When studied in animals, research shows that those mothers were more stress-resistant and had enhanced memory and cognition in the long run. Although the brain might be disorganized initially, it leads to a more efficient and focused brain. 

The takeaway? 

Focus on a few things daily to get through, knowing that the brain is restructuring. Set realistic goals and targets at home and work to ramp up as you adjust to being a new mom.

Restructure Your Career to Work for You

A study published by the American Psychology Association (APA) found through interviewing 1,364 moms that moms with part-time jobs tend to be happier during their children’s infancy than moms who stay at home. And yet, more millennials than ever are opting to be stay-at-home, citing a lack of work-life balance as a critical reason.

After having three kids, I also had to go part-time and create a new career pathway to maneuver my priorities. My son couldn’t do daycare due to his asthma, and when we kept landing in the ER, we knew something had to change. Luckily, my husband’s career had picked up, and I was able to take on some freelance clients for a bit after my second company was acquired.
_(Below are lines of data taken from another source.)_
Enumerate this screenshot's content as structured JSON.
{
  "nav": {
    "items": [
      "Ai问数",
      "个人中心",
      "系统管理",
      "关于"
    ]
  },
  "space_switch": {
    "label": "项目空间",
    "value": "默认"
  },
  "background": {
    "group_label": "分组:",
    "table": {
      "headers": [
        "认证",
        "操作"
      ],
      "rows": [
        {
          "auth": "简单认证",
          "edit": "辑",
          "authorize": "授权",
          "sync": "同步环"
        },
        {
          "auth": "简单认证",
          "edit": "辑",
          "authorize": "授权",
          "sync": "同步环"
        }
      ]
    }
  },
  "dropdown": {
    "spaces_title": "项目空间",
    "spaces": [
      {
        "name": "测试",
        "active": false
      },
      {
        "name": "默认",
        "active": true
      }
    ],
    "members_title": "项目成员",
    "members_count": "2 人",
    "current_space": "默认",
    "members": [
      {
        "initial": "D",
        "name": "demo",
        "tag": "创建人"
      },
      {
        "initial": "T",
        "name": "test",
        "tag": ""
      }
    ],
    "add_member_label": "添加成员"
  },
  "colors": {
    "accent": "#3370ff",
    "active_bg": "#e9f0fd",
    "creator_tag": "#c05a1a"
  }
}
But here is how I stayed balanced when my priorities began shifting.

3 Tips to Strike the Balance Between Work and Family

1. Keep your personal objectives front and center.

Ensure that you are never sacrificing your personal goals for your career. This can lead to resentment and other long-term adverse effects if you do. Always keep your personal objectives front and center, and find companies that will align with them. “I think what has helped me the most in finding success and fulfillment is having a clear head, defined set of values and goals, and paying attention to my family and business,” says Abby Ha, Head of Marketing at WellPCB.

2. Fold your kids into your work life.

Wolfe Herd, 31 and the youngest CEO to take a company (Bumble) public brought her son to the occasion and had him help while ringing the virtual NASDAQ bell. When interviewed about it, she said being a mom is “harder than an IPO.” I think it’s crucial to show companies that we have many facets of our lives that we can weave into work instead of keeping them separate. Growing up with a dentist and teacher, I can affirm that seeing them work and be happy doing what they loved inspired me to always follow in those footsteps. I try as much as possible to bring my kids into my writing world or them to the podcast recording studio where they can also learn and be a part of it.

3. Ask kids which activities matter and let go of the rest.

Getting caught up, overdelivering, and over-committing on kids’ activities is easy. After all, there are so many great things to pick from. But remember that of the nearly 8 million U.S. students participating in high school athletics, only 6 percent eventually compete as National Collegiate Athletic Association (NCAA) athletes. Instead of over-indexing on sports for them, concentrate on quality over quantity. Show up when it matters to your kid and let go of the rest. 

Other advice, which may feel obvious, is to spend one-on-one time with your kid each day and make sure that comes first. It could be as simple as 15 minutes where your partner takes one, you take the other, and you switch kids the next day. Or ensure that workouts are scheduled for self-care at the start of the week. 

Ann Wojcicki, CEO of 23andMe and the sister of YouTube CEO Susan Wojcicki swears about keeping fit and doing one thing for yourself daily. It could be biking to and from work or scheduling walks. Lastly, get your kids involved at home, whether in pet care, helping with the dishes, or doing their part to pick up after themselves. 

These healthy habits will help your brain, ensuring your head is clear, and you can juggle the best of both worlds through the cloudiest moments. If you want more advice on selecting suitable activities for your kid, check out our other post on time management for kids’ activities for some guidance!